    had i decided every single detail beforehand, completing my project would have been a breeze. that’s what i’m doing now before i hit the studio: making sure every note of every measure is there. it’s like building a “scale model” of each song. tempo, guitar sounds, bassline, vocal arrangements and performance must be thoroughly defined.

    • Man, I LOVE the blueprint/scale model analogy. That really brings it home (pun). Thanks Dierock!!!

  • I had a couple of nightmares, the most common one, harddrive crash. The no so common ones, I was rewiring my studio and I organized all the cables, all was looking good. Then the nightmare, I had a bunch of harddrive power cables, and I figured, if it fits is the right one, WRONG I burned the harddisk with 3 sessions of orchestral pieces.
    The last one that almost happened: my studio is in an apartment building, for some reason there was a leak from the floor above mine and the water was coming on top of my desk where I had all my equipment.
    Solution to problem number one: backup
    Solution to problem number 2: always label my cables.
    Solution to problem number 3: Besides having an umbrella ready, I bought insurance for the equipment.
    Happy Halloween!

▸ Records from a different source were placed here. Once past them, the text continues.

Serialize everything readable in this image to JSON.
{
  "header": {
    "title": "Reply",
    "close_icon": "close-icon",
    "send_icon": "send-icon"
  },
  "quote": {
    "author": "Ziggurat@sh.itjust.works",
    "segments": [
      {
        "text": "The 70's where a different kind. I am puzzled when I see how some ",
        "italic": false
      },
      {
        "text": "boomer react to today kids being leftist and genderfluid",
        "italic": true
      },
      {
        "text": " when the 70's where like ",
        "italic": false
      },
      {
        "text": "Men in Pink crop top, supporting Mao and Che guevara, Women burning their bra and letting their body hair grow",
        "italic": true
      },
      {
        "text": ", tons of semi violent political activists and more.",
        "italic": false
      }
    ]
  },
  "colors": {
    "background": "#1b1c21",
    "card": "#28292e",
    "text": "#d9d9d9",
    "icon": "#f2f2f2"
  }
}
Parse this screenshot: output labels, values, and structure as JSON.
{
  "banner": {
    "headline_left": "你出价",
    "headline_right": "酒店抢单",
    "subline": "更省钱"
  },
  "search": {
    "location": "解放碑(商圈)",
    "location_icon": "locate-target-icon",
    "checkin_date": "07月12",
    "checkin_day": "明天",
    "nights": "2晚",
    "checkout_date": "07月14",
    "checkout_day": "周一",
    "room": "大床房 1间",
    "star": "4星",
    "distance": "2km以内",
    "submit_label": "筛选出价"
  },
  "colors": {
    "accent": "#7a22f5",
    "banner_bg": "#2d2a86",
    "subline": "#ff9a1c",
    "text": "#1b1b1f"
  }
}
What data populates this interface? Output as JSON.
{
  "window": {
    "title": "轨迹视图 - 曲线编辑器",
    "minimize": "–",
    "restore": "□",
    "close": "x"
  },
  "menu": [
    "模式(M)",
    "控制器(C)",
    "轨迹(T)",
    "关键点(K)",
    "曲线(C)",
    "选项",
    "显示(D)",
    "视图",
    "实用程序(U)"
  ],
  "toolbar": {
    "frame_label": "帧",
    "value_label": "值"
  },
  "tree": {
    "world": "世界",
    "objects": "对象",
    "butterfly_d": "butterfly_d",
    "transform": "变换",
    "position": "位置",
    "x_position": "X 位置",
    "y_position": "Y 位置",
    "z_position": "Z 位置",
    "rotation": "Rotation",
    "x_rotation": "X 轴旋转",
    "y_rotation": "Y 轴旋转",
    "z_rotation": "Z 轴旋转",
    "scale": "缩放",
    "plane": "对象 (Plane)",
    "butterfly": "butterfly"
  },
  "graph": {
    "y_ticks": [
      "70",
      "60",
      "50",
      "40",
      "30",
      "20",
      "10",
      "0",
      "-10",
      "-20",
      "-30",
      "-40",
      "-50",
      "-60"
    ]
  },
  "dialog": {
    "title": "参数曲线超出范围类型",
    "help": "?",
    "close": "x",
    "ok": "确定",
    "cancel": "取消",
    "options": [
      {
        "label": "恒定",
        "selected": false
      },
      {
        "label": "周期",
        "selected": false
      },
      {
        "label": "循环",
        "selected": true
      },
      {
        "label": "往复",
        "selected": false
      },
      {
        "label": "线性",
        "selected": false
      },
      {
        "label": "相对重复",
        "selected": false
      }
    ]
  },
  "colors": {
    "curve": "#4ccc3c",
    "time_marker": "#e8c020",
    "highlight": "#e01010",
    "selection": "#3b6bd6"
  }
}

    • Fritz – Green Bay,WI

      10 Stars(**********) for Sweetwater, Yes!
      I gave up the big box Guitar Store a long time ago people, when they started nickel and dime’in me for shipping from one store to another. Then you ask them for information about the product and the sales person shrugs his shoulder’s, “I don’t know and the manager reads whats on the box to you, then says oh, you need the extended warranty for $$$$$$.
      Like Joe stated, 2 year warranty FREE, no hassle return policy. Shipping, Free. A sales team thats trained on the products they sell, and actually use them to. And a support team that will trouble shoot and walk you through the products you buy. What more can I say than, “Buy it from Sweetwater.”

    • AH!! I started labeling my power cables a while back for the same reason. I just grabbed a roll of tape and wrote on each power cable/wall wart what piece of gear it goes to. It’s amazing how they all seem to use the same connection. If you’re not careful you end up frying something. Thanks for the tip Hector!